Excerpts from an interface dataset
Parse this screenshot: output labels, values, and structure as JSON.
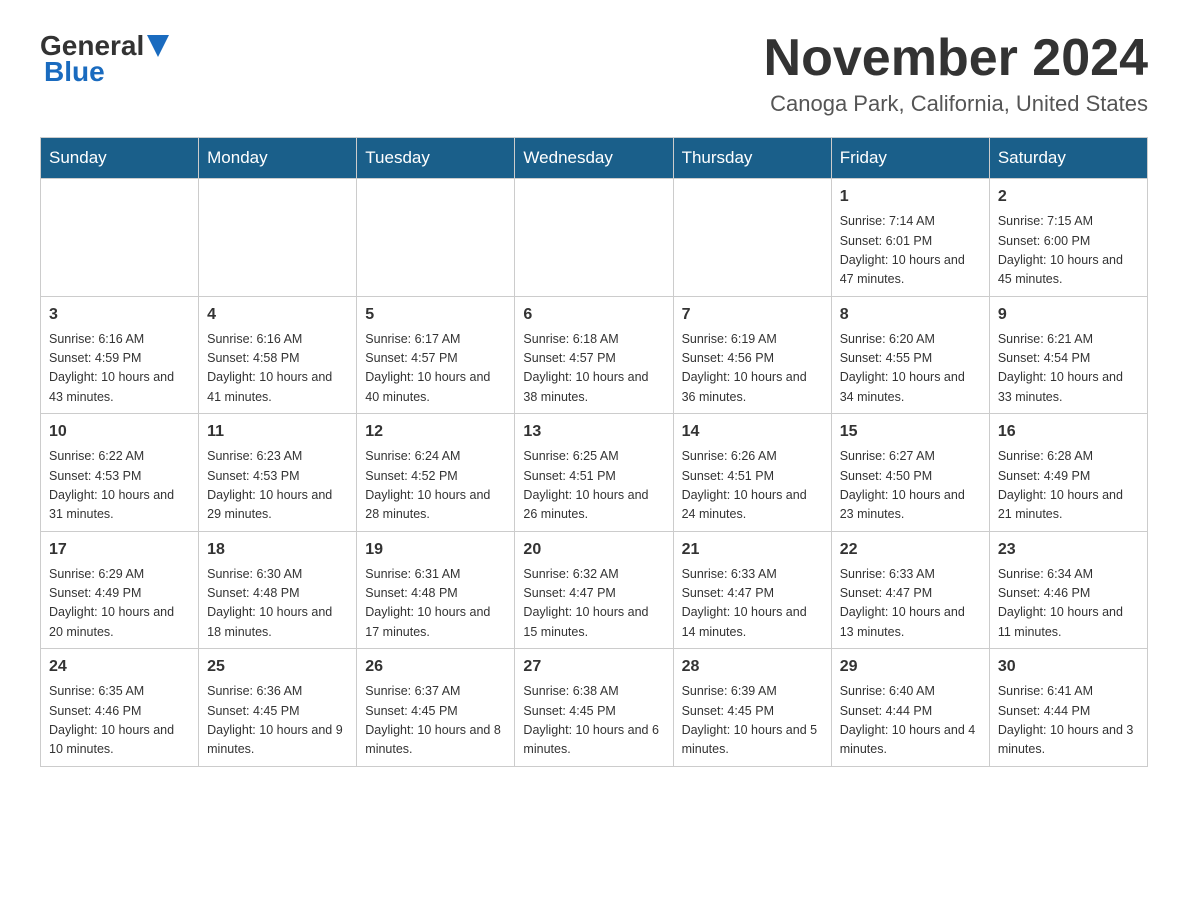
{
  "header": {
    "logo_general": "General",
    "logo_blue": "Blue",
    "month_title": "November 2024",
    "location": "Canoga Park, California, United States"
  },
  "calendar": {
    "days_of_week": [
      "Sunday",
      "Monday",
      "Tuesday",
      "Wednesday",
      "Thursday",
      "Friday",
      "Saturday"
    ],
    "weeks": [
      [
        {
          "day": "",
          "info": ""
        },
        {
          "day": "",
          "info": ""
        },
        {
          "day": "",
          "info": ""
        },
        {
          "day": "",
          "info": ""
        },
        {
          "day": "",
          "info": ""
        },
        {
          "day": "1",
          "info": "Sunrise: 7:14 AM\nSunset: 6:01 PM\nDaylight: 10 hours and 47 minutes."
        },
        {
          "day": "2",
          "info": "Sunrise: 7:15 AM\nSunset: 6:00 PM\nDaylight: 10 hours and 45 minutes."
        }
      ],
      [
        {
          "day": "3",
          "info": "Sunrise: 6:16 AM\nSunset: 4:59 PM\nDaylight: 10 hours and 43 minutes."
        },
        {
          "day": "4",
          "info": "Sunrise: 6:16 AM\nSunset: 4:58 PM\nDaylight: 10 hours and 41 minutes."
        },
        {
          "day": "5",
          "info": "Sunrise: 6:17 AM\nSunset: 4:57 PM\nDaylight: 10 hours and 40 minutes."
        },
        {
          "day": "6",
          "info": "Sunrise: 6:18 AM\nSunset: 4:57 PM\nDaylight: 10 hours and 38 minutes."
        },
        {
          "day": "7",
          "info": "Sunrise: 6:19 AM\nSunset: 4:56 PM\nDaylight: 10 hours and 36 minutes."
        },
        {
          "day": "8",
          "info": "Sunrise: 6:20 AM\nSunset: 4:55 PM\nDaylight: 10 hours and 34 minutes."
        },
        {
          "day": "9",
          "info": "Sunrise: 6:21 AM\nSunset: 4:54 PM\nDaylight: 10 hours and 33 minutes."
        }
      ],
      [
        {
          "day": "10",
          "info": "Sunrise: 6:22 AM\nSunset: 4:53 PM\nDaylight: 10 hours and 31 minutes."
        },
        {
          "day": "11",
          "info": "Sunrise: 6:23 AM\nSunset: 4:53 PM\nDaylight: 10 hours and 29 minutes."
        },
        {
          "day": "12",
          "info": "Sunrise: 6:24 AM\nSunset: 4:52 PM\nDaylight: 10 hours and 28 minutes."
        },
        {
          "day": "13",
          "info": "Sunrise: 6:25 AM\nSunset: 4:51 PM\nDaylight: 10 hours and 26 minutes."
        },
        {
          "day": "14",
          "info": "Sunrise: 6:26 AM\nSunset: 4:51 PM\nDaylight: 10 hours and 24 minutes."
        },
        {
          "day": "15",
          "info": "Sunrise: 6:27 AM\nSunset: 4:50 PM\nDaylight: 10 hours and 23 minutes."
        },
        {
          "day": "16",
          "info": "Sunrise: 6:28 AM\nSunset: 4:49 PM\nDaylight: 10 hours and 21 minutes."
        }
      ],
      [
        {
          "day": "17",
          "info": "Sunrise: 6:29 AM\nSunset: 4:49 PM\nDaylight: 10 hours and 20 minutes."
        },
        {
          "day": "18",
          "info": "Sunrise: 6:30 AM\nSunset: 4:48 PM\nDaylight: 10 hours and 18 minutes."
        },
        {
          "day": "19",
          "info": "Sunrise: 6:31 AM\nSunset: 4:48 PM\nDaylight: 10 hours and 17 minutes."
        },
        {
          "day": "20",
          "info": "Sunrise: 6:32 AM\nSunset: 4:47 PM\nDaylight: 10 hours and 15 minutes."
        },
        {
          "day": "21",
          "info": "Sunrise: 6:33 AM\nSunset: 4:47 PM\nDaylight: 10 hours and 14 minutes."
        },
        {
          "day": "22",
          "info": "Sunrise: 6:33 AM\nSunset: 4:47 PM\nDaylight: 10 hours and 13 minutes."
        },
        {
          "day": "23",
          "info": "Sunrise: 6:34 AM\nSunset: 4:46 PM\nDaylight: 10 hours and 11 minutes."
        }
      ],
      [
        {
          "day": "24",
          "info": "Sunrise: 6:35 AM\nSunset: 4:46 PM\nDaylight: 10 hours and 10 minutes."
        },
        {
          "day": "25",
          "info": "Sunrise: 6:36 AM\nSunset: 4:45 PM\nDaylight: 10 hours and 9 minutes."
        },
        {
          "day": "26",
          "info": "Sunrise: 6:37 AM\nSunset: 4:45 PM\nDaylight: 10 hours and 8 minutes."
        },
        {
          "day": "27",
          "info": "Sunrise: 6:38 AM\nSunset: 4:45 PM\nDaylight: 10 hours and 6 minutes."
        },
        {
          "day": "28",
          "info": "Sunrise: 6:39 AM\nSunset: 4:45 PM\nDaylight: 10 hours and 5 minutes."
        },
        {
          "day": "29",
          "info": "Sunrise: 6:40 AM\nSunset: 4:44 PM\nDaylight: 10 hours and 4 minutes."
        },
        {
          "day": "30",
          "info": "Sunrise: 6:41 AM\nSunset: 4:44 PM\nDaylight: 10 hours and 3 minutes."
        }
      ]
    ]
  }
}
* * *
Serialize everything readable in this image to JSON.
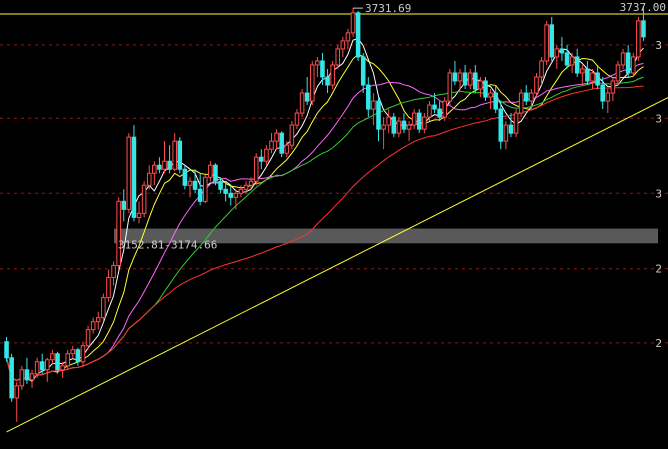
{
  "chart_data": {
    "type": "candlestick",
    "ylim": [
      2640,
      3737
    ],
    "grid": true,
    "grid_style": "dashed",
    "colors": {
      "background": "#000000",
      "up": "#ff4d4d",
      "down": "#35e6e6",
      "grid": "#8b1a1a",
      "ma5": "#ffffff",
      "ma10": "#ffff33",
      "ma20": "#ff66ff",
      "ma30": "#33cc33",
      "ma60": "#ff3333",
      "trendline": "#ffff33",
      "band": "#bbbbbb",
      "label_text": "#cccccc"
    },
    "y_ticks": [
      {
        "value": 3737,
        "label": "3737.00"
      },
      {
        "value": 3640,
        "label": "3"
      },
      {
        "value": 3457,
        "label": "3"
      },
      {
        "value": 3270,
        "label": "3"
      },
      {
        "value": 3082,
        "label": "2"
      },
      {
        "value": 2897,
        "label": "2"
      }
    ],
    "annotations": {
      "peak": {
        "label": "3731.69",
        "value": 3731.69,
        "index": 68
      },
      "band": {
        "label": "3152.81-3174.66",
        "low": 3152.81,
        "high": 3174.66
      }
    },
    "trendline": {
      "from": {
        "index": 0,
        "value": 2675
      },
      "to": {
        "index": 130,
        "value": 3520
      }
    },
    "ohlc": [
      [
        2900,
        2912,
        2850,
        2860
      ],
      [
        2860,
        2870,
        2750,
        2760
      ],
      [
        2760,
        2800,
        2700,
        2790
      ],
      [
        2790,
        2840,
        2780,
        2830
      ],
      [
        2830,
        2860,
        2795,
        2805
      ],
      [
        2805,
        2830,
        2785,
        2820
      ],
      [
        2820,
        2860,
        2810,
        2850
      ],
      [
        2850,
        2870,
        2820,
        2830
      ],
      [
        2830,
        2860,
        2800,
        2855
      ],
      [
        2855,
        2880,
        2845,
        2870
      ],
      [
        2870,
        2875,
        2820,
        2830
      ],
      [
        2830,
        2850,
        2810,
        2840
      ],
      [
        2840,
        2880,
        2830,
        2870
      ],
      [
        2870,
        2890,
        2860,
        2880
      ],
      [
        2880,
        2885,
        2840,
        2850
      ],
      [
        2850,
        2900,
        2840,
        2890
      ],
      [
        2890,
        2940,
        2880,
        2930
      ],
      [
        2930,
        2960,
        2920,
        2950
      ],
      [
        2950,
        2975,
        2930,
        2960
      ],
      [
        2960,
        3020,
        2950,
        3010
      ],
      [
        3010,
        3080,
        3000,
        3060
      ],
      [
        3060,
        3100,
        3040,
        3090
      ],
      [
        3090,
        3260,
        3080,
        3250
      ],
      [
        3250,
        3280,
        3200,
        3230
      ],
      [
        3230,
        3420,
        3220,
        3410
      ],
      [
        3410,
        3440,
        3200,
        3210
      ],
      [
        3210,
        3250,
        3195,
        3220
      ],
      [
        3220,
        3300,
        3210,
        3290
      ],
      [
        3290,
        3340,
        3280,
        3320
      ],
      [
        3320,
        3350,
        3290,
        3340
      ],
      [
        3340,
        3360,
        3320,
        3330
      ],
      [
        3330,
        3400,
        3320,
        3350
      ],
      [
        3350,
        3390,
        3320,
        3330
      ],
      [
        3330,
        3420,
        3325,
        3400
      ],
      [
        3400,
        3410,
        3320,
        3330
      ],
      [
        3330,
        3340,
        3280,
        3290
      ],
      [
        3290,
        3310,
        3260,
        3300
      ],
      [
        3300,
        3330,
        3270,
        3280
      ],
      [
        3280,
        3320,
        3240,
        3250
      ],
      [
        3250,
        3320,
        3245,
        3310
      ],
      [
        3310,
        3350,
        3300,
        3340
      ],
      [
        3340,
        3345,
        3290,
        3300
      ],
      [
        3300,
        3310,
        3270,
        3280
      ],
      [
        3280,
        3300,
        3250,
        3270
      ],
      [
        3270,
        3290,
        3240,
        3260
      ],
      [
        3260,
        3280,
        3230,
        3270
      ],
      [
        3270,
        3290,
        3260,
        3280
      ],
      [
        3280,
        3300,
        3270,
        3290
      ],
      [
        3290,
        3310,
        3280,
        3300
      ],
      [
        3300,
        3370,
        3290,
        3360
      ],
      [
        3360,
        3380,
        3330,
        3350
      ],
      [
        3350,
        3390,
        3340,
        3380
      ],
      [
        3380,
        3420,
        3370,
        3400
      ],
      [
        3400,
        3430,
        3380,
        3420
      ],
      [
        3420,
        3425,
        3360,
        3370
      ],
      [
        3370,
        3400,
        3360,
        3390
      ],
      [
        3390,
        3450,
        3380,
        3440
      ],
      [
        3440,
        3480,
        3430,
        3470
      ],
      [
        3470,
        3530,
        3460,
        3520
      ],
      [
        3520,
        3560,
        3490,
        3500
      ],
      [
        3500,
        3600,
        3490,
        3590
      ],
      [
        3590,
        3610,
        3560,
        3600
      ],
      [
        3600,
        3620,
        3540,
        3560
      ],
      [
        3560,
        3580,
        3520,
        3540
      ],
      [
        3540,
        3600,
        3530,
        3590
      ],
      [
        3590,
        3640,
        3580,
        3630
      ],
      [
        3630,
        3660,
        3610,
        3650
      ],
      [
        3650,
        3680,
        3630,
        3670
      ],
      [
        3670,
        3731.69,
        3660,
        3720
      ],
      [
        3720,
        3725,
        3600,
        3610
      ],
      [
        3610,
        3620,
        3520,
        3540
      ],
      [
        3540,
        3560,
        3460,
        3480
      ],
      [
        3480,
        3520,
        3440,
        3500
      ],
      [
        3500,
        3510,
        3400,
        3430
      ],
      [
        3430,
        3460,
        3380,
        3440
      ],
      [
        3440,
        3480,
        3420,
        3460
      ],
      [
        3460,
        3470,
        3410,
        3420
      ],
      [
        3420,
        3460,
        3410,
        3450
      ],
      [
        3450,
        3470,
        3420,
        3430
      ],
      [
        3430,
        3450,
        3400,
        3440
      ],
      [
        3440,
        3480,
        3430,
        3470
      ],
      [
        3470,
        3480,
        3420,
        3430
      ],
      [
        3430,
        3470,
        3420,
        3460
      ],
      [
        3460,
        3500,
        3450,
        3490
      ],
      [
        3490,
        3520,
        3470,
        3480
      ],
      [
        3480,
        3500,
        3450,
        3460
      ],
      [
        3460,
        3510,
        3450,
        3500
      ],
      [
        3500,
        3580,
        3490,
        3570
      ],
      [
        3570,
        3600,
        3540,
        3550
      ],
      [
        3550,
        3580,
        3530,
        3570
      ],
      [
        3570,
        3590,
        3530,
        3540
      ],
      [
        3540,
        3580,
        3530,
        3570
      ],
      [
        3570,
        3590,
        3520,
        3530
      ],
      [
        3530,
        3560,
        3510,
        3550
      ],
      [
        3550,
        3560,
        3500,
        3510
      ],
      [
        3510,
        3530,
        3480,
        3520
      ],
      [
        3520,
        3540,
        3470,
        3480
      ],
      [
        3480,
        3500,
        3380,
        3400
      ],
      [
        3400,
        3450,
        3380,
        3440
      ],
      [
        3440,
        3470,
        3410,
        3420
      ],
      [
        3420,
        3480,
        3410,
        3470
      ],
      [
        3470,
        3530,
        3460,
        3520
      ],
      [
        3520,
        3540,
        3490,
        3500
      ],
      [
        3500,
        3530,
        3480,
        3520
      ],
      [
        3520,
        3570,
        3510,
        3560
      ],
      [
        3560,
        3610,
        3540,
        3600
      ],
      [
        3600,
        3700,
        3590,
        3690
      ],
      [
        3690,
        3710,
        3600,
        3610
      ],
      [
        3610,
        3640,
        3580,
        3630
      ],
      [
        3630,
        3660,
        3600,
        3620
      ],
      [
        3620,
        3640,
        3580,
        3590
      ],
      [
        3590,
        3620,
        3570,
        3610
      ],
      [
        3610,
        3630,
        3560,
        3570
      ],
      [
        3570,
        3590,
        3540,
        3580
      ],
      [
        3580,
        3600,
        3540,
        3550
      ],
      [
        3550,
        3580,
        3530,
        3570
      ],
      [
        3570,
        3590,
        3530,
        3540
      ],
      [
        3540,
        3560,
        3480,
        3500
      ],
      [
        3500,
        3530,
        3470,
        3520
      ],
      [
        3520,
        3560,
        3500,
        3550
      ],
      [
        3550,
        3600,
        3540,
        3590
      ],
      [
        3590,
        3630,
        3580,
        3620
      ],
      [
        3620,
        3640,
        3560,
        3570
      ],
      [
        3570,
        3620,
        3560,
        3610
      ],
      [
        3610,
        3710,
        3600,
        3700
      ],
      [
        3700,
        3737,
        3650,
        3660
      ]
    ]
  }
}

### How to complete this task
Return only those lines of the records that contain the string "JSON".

### Output for this task
Parse this screenshot: output labels, values, and structure as JSON.
Serialize everything readable in this image to JSON.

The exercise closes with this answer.